(Records from a dataset)
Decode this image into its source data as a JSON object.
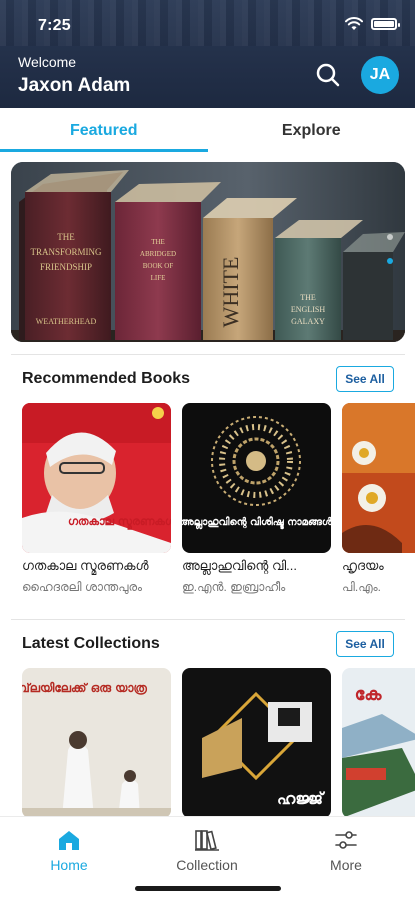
{
  "status_bar": {
    "time": "7:25"
  },
  "header": {
    "welcome": "Welcome",
    "user_name": "Jaxon Adam",
    "avatar_initials": "JA",
    "accent": "#1aa9e0",
    "background": "#233049"
  },
  "tabs": [
    {
      "label": "Featured",
      "active": true
    },
    {
      "label": "Explore",
      "active": false
    }
  ],
  "banner": {
    "book_spines": [
      "THE TRANSFORMING FRIENDSHIP",
      "WEATHERHEAD",
      "THE ABRIDGED BOOK",
      "WHITE",
      "THE ENGLISH GALAXY"
    ],
    "active_slide": 2,
    "slide_count": 2
  },
  "recommended": {
    "title": "Recommended Books",
    "see_all": "See All",
    "books": [
      {
        "title": "ഗതകാല സ്മരണകൾ",
        "author": "ഹൈദരലി ശാന്തപുരം",
        "cover_text": "ഗതകാല സ്മരണകൾ"
      },
      {
        "title": "അല്ലാഹുവിന്റെ വി...",
        "author": "ഇ.എൻ. ഇബ്രാഹീം",
        "cover_text": "അല്ലാഹുവിന്റെ വിശിഷ്ട നാമങ്ങൾ"
      },
      {
        "title": "ഹൃദയം",
        "author": "പി.എം.",
        "cover_text": ""
      }
    ]
  },
  "latest": {
    "title": "Latest Collections",
    "see_all": "See All",
    "books": [
      {
        "cover_text": "ഖിബ്‌ലയിലേക്ക് ഒരു യാത്ര"
      },
      {
        "cover_text": "ഹജ്ജ്"
      },
      {
        "cover_text": "കേ"
      }
    ]
  },
  "bottom_nav": [
    {
      "label": "Home",
      "icon": "home-icon",
      "active": true
    },
    {
      "label": "Collection",
      "icon": "books-icon",
      "active": false
    },
    {
      "label": "More",
      "icon": "sliders-icon",
      "active": false
    }
  ]
}
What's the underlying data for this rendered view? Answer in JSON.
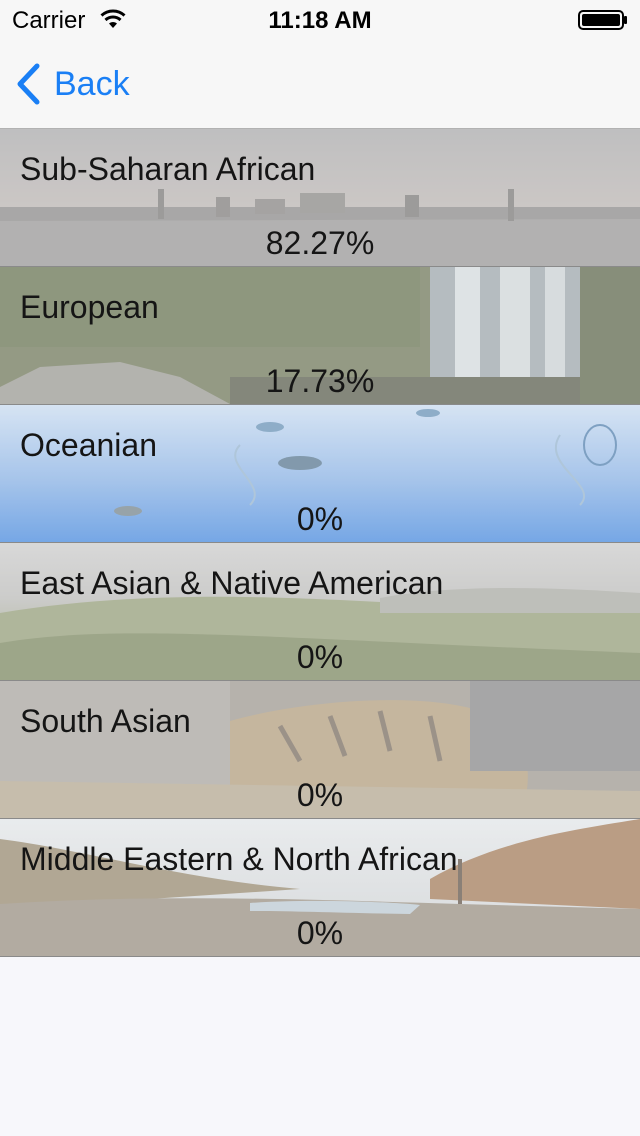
{
  "status_bar": {
    "carrier": "Carrier",
    "time": "11:18 AM",
    "icons": [
      "wifi-icon",
      "battery-icon"
    ]
  },
  "nav": {
    "back_label": "Back",
    "back_icon": "chevron-left-icon",
    "accent_color": "#1a7ff5"
  },
  "ancestry": [
    {
      "label": "Sub-Saharan African",
      "value": "82.27%"
    },
    {
      "label": "European",
      "value": "17.73%"
    },
    {
      "label": "Oceanian",
      "value": "0%"
    },
    {
      "label": "East Asian & Native American",
      "value": "0%"
    },
    {
      "label": "South Asian",
      "value": "0%"
    },
    {
      "label": "Middle Eastern & North African",
      "value": "0%"
    }
  ]
}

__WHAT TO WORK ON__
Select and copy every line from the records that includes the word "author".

__RESULT OF THE EXERCISE__
        "author": "ഹൈദരലി ശാന്തപുരം",
        "author": "ഇ.എൻ. ഇബ്രാഹീം",
        "author": "പി.എം.",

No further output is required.